For what it’s worth, Gunner Palace is also indispensable in all of the lesser senses.
Will the digital video camera save cinema? Jean-Luc Godard had someone ask him that question midway through Notre Musique, just so he could reply–or refuse to–with a prolonged, glum deadpan. Despite his rebuke, I note that digital video has encouraged the making of documentaries such as Gunner Palace (not exactly salvation, but a good thing even so); and it has become a favorite tool of Abbas Kiarostami, who used it for both his documentary ABC Africa and his fiction feature Ten.
An extended paean to the digital video camera–“a lightweight, discreet companion on my real and imaginary travels”–serves as one of the “lessons on cinema” in 10 on Ten, a documentary monologue that just had its New York theatrical debut at Anthology Film Archives. It’s as direct and straightforward a little film as you could imagine, and since it’s by Kiarostami, it’s as tricky as hell.
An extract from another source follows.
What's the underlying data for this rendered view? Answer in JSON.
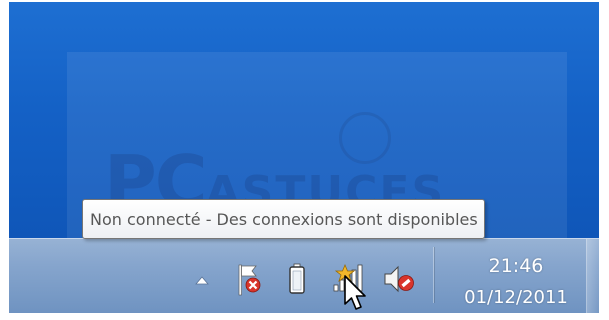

The film was prompted, he says early on, by the comments of people who saw Ten and were evidently disappointed by its urban setting. Some said they were used to seeing landscapes in Kiarostami’s films; Ten was shot inside a car, which drove through the streets of Tehran. So 10 on Ten begins as a compromise. It is shot entirely inside a car, driven by Kiarostami; but the route lies outside Tehran, in the green hills that were the setting for Taste of Cherry. He has returned to this spot, Kiarostami says, “to express my sympathy with viewers.” But he also lets drop another purpose for coming back: “In the future, I may no longer find a reason to bring my camera here.” That sounds ominously final, when you recall that Taste of Cherry was about a suicide–but Kiarostami says no more, passing on at once to his lessons.
They address his preference for camera, subject (everyday life), script (as little as possible), location (the automobile, since it makes people feel secure and yet confines them, pushing them to express their feelings), music (as little as possible), actors (nonprofessionals, of course, though someone trained may do in a pinch), costumes and makeup (whatever the people like to wear) and director (nonprofessional actors need a nonprofessional director). He talks to the camera. The landscape unfolds behind him, at several different times of day. And questions arise. If the confinement of a car encourages self-expression, then what feelings does Kiarostami need to get out? If clothing is a basic expression of identity, then what is he showing us about himself, with his informal, open shirt but off-putting, tinted eyeglasses?
And why does he doubt he’ll be coming back here? Ten, he says, was about the objective, social problems of women; but Taste of Cherry was about the inner life of a man. What has Kiarostami just revealed about his own inner life, driving around the landscape of Taste of Cherry?
10 on Ten is a structuralist, documentary mystery story.